“My investment advice would be not to run into a burning building.”

That could be the single most important piece of investment advice ever offered, yet few will ever see it.

That quote is from a New York Times article called “Another Health Minister in Brazil Exits Amid Chaotic Coronavirus Response.”

It’s a quote from an economist with Gavekal Research and was originally in a paper outlining Brazil’s challenges amid the pandemic. The conclusion is that “Right now, Brazil is best left to the specialists, crazies, long-term opportunists and those without other options.”

While that’s all specific to Brazil, it applies to many ideas at various times. Let’s first look at Brazil, and then generalize to other markets.

Investment Advice: How to Expose False Flag Value

The chart below shows iShares MSCI Brazil Capped ETF (NYSE: EWZ). The pattern is familiar to bargain hunters.

investment advice

Source: Optuma

Bargain hunters look at prices. They apply seemingly bulletproof logic. In this case, the argument is “investors were paying $48 for EWZ in December. Now, at $20, it’s a steal.”

This argument ignores the reality that the world changed as prices fell. Earnings prospects are lower and stocks are worth less. Long-term prospects are uncertain, another factor justifying lower prices.

Those new realities apply not just to Brazil. Right now, bargain hunters are considering many stocks in the in U.S. markets.

Over 1,140 stocks are trading at least 57% below their 52-week highs. That’s about 15% of all publicly traded companies.

Some investors think if a stock traded at $10, it must be a bargain at $4. Oftentimes, they call themselves “value investors.”

Value investing requires exceptional research, a la Warren Buffett’s M.O. In the example of Brazil, research includes studying the impact of the coronavirus and the prospects of economic recovery as crime is rising in the country. It’s a complex problem that many bargain hunters ignore.

As the Gavekal economist noted, “Right now, Brazil is best left to the specialists, crazies, long-term opportunists and those without other options.”

The same is true for the U.S. stocks that didn’t participate in the recovery yet. The same is always true for beaten-down investments.

Despite this truth, some investors will always run into burning buildings. Before doing so, you should ask what special knowledge you have that will guide you out of the fire.

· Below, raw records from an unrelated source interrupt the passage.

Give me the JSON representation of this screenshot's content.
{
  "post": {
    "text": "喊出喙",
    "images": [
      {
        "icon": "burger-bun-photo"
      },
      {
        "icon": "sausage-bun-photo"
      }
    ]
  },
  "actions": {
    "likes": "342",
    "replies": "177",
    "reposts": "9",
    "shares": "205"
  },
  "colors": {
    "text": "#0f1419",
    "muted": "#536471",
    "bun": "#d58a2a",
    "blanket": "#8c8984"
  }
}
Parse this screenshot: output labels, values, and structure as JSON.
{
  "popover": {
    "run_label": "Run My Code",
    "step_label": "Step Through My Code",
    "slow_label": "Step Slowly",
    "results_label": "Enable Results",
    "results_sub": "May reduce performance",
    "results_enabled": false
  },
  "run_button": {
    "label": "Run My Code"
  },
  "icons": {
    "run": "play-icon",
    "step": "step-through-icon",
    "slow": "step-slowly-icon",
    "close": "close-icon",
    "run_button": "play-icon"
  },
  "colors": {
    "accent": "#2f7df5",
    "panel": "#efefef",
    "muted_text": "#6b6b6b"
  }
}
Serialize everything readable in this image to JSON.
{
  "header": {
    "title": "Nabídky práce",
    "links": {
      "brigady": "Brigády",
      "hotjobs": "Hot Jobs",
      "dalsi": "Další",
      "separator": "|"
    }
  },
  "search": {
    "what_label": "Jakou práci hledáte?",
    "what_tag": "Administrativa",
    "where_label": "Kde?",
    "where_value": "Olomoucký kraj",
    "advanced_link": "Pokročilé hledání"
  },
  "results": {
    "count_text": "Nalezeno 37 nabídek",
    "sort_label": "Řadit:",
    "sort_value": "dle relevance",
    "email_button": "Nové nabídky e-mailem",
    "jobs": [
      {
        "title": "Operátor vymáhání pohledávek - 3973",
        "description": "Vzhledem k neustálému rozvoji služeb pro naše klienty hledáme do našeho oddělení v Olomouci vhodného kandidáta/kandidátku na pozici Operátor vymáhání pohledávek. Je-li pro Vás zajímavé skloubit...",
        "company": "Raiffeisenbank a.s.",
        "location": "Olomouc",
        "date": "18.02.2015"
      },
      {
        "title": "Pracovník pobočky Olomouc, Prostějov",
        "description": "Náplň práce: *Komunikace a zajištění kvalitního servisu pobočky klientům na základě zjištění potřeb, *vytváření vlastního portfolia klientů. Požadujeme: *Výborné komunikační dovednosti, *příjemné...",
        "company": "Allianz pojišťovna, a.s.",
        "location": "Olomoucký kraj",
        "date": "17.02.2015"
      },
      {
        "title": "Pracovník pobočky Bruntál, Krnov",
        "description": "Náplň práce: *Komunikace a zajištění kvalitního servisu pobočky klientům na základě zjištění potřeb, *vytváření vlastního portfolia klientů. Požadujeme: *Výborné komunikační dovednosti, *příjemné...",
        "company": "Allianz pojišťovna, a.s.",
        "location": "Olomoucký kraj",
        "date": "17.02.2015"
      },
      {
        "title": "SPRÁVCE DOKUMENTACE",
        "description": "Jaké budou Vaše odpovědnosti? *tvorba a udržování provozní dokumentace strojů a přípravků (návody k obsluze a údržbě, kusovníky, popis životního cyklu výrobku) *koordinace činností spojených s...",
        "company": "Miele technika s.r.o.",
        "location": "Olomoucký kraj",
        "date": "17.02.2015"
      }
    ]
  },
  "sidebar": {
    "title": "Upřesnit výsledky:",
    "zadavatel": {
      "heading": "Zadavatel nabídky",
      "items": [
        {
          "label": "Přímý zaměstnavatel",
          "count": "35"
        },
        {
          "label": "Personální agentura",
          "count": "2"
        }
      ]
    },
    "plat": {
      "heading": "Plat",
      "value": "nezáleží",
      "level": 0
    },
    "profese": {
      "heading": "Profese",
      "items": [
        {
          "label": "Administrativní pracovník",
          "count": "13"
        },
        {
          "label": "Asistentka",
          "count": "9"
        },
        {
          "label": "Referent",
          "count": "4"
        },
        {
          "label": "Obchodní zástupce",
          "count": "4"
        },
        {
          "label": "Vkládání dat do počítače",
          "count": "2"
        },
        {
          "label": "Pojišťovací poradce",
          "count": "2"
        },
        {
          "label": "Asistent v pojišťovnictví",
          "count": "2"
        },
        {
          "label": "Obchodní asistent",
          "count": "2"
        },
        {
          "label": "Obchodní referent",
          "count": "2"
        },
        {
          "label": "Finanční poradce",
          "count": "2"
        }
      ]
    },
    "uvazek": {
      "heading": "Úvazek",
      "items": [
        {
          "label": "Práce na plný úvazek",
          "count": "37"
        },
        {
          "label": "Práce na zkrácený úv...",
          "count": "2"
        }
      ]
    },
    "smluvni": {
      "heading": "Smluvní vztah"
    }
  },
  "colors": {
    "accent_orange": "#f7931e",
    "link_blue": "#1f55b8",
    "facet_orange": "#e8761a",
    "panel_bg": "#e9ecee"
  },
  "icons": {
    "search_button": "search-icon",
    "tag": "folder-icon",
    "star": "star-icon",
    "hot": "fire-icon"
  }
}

Michael Carr is a Chartered Market Technician for Banyan Hill Publishing and the Editor of One Trade, Peak Velocity Trader and Precision Profits. He teaches technical analysis and quantitative technical analysis at New York Institute of Finance. Mr. Carr also is the former editor of the CMT Association newsletter Technically Speaking.

Follow him on Twitter @MichaelCarrGuru